_WHAT YOU SHOULD DO_. Nothing in the data should be left out or altered when it is retyped.

_PROVIDED DATA_.
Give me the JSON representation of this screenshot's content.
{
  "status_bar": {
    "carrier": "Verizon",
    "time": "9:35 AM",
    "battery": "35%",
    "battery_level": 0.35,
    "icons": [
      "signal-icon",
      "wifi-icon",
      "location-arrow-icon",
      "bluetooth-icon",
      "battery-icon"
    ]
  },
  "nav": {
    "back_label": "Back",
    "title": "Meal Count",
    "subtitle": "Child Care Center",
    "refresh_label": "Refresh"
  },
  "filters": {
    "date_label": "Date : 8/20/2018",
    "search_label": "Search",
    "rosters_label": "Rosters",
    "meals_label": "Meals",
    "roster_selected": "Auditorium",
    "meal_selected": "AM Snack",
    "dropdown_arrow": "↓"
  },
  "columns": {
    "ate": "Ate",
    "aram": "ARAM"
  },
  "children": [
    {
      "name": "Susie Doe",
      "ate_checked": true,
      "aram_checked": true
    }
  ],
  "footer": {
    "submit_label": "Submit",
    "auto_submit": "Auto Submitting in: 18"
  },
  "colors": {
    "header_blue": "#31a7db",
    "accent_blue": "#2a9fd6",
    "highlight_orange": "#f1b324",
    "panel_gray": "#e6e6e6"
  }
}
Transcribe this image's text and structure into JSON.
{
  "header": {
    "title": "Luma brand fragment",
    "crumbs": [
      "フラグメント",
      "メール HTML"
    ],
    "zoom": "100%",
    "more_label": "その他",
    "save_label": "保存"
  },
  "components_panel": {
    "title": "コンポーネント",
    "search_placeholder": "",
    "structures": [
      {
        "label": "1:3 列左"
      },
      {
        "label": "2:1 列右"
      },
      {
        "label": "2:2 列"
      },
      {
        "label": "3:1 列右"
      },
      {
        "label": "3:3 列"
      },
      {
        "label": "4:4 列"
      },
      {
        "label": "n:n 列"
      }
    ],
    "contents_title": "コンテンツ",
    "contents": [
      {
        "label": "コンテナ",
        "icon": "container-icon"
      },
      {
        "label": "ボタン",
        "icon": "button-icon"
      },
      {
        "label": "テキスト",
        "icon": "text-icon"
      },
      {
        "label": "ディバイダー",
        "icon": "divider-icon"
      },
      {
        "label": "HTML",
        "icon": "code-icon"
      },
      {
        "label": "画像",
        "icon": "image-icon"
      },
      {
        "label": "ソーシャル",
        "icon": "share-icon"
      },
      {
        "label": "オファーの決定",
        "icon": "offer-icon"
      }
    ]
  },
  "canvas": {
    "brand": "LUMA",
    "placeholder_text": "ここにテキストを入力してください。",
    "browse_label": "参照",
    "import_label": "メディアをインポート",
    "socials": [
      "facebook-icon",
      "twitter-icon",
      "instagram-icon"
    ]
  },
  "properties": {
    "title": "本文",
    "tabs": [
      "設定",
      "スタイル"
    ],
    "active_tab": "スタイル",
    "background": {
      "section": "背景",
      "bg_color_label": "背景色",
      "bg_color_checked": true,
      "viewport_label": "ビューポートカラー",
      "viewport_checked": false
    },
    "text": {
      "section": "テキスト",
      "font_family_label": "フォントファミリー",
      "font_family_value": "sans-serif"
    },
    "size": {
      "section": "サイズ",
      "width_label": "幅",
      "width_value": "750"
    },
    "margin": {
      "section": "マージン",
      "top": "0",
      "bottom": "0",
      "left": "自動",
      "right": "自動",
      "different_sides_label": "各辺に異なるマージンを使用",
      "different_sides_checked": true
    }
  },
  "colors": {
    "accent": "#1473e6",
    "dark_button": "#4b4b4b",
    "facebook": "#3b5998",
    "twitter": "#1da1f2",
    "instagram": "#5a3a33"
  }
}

_RESULT FOR THIS EXERCISE_.
Give me the JSON representation of this screenshot's content.
{
  "status_bar": {
    "carrier": "Verizon",
    "time": "9:35 AM",
    "battery": "35%",
    "battery_level": 0.35,
    "icons": [
      "signal-icon",
      "wifi-icon",
      "location-arrow-icon",
      "bluetooth-icon",
      "battery-icon"
    ]
  },
  "nav": {
    "back_label": "Back",
    "title": "Meal Count",
    "subtitle": "Child Care Center",
    "refresh_label": "Refresh"
  },
  "filters": {
    "date_label": "Date : 8/20/2018",
    "search_label": "Search",
    "rosters_label": "Rosters",
    "meals_label": "Meals",
    "roster_selected": "Auditorium",
    "meal_selected": "AM Snack",
    "dropdown_arrow": "↓"
  },
  "columns": {
    "ate": "Ate",
    "aram": "ARAM"
  },
  "children": [
    {
      "name": "Susie Doe",
      "ate_checked": true,
      "aram_checked": true
    }
  ],
  "footer": {
    "submit_label": "Submit",
    "auto_submit": "Auto Submitting in: 18"
  },
  "colors": {
    "header_blue": "#31a7db",
    "accent_blue": "#2a9fd6",
    "highlight_orange": "#f1b324",
    "panel_gray": "#e6e6e6"
  }
}
Transcribe this image's text and structure into JSON.
{
  "header": {
    "title": "Luma brand fragment",
    "crumbs": [
      "フラグメント",
      "メール HTML"
    ],
    "zoom": "100%",
    "more_label": "その他",
    "save_label": "保存"
  },
  "components_panel": {
    "title": "コンポーネント",
    "search_placeholder": "",
    "structures": [
      {
        "label": "1:3 列左"
      },
      {
        "label": "2:1 列右"
      },
      {
        "label": "2:2 列"
      },
      {
        "label": "3:1 列右"
      },
      {
        "label": "3:3 列"
      },
      {
        "label": "4:4 列"
      },
      {
        "label": "n:n 列"
      }
    ],
    "contents_title": "コンテンツ",
    "contents": [
      {
        "label": "コンテナ",
        "icon": "container-icon"
      },
      {
        "label": "ボタン",
        "icon": "button-icon"
      },
      {
        "label": "テキスト",
        "icon": "text-icon"
      },
      {
        "label": "ディバイダー",
        "icon": "divider-icon"
      },
      {
        "label": "HTML",
        "icon": "code-icon"
      },
      {
        "label": "画像",
        "icon": "image-icon"
      },
      {
        "label": "ソーシャル",
        "icon": "share-icon"
      },
      {
        "label": "オファーの決定",
        "icon": "offer-icon"
      }
    ]
  },
  "canvas": {
    "brand": "LUMA",
    "placeholder_text": "ここにテキストを入力してください。",
    "browse_label": "参照",
    "import_label": "メディアをインポート",
    "socials": [
      "facebook-icon",
      "twitter-icon",
      "instagram-icon"
    ]
  },
  "properties": {
    "title": "本文",
    "tabs": [
      "設定",
      "スタイル"
    ],
    "active_tab": "スタイル",
    "background": {
      "section": "背景",
      "bg_color_label": "背景色",
      "bg_color_checked": true,
      "viewport_label": "ビューポートカラー",
      "viewport_checked": false
    },
    "text": {
      "section": "テキスト",
      "font_family_label": "フォントファミリー",
      "font_family_value": "sans-serif"
    },
    "size": {
      "section": "サイズ",
      "width_label": "幅",
      "width_value": "750"
    },
    "margin": {
      "section": "マージン",
      "top": "0",
      "bottom": "0",
      "left": "自動",
      "right": "自動",
      "different_sides_label": "各辺に異なるマージンを使用",
      "different_sides_checked": true
    }
  },
  "colors": {
    "accent": "#1473e6",
    "dark_button": "#4b4b4b",
    "facebook": "#3b5998",
    "twitter": "#1da1f2",
    "instagram": "#5a3a33"
  }
}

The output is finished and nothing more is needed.